DOS 741 - Week 1 Discussion
Initial Post: Ethics, Emotions, and Guinea Pigs
The common concern about research study participants being treated as guinea pigs has roots in both ethical and emotional factors. The ethical side of medical research on patients has a long and frequently troublesome history dating back in all likelihood to the beginning of medical history, though the last century of medical care and medical experimentation has spawned the majority of principles and practices that now guide the ethical administration of medical research.1 Unfortunately, many of these formal ethical guidelines had to be developed in response to research gone astray ranging from criminal abuses of trust as in the Tuskegee syphilis experiments that started in the 1930s and continued for decades, to the outright crimes against humanity by Nazi medical researchers during World War II. Some of these sets of guidelines governing protection of human subjects include the Nuremberg Code, the Declaration of Helsinki, and many others. Several governing bodies and investigative panels have also been organized to guide and oversee the ethical conduct of research on human subjects, such as the National Commission for the Protection of Human Subjects of Biomedical & Behavioral Research.

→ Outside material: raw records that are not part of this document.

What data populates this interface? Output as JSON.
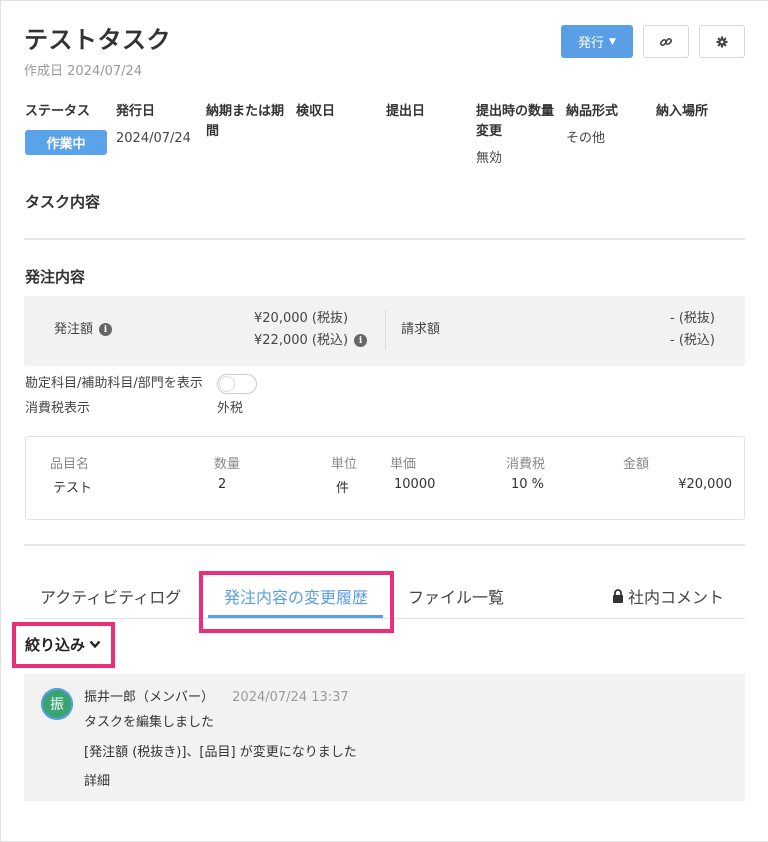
{
  "header": {
    "title": "テストタスク",
    "created_label": "作成日",
    "created_date": "2024/07/24",
    "issue_button": "発行",
    "link_icon": "link-icon",
    "gear_icon": "gear-icon"
  },
  "meta": {
    "status_label": "ステータス",
    "status_value": "作業中",
    "issue_date_label": "発行日",
    "issue_date_value": "2024/07/24",
    "due_label_line1": "納期または期",
    "due_label_line2": "間",
    "inspection_label": "検収日",
    "submit_label": "提出日",
    "qty_change_label_line1": "提出時の数量",
    "qty_change_label_line2": "変更",
    "qty_change_value": "無効",
    "delivery_format_label": "納品形式",
    "delivery_format_value": "その他",
    "delivery_place_label": "納入場所"
  },
  "task_content": {
    "heading": "タスク内容"
  },
  "order": {
    "heading": "発注内容",
    "amount_label": "発注額",
    "amount_excl": "¥20,000 (税抜)",
    "amount_incl": "¥22,000 (税込)",
    "invoice_label": "請求額",
    "invoice_excl": "- (税抜)",
    "invoice_incl": "- (税込)",
    "toggle_label": "勘定科目/補助科目/部門を表示",
    "tax_display_label": "消費税表示",
    "tax_display_value": "外税"
  },
  "items": {
    "columns": [
      "品目名",
      "数量",
      "単位",
      "単価",
      "消費税",
      "金額"
    ],
    "rows": [
      [
        "テスト",
        "2",
        "件",
        "10000",
        "10 %",
        "¥20,000"
      ]
    ]
  },
  "tabs": {
    "activity": "アクティビティログ",
    "history": "発注内容の変更履歴",
    "files": "ファイル一覧",
    "internal": "社内コメント"
  },
  "filter": {
    "label": "絞り込み"
  },
  "activity_entry": {
    "avatar_char": "振",
    "user": "振井一郎（メンバー）",
    "datetime": "2024/07/24 13:37",
    "line1": "タスクを編集しました",
    "line2": "[発注額 (税抜き)]、[品目] が変更になりました",
    "details_link": "詳細"
  }
}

All of these new developments help to address the actual practice of using humans as guinea pigs for research, but emotional factors still exist that may make patients feel as though they are being treated like guinea pigs. Butler relates her experiences and observations from the patient point of view, and suggests that the act of performing a randomized trial can make patients feel as though their specific disease is not important enough to researchers to warrant more than what they see as a roll of the dice.2 This can be discouraging to patients who are randomized into the control group because they may feel as though they are being denied access to the best possible care for completely arbitrary reasons of luck. They may even drop out of a clinical trial if they are not selected for a new treatment because they had pinned their hopes on what they saw as their best hope for getting better. These emotional factors need to be managed just as carefully as the ethical factors, so that patients understand that no matter what treatment they get, it will be high quality treatment. This can not take the form of emotional manipulation or bending the truth to make people feel better. It must be rooted in complete understanding of the research process and honest communication about the benefits and risks of every treatment option.
This combination of following ethical guidelines for study design and executing treatment with respect for patients emotional (not just physical) health can prevent both the reality and perception of research subjects being used as guinea pigs.
- Lenards N. Protocols & Studies in Radiation Oncology: History, Ethics and Consent. [PowerPoint]. La Crosse, WI: UW-L Medical Dosimetry Program; 2010.
- Butler, SL. Clinical research: a patient perspective. In: Principles and Practice of Clinical Research. 2nd ed. Burlington, MA: Elsevier; 2007: 145-146.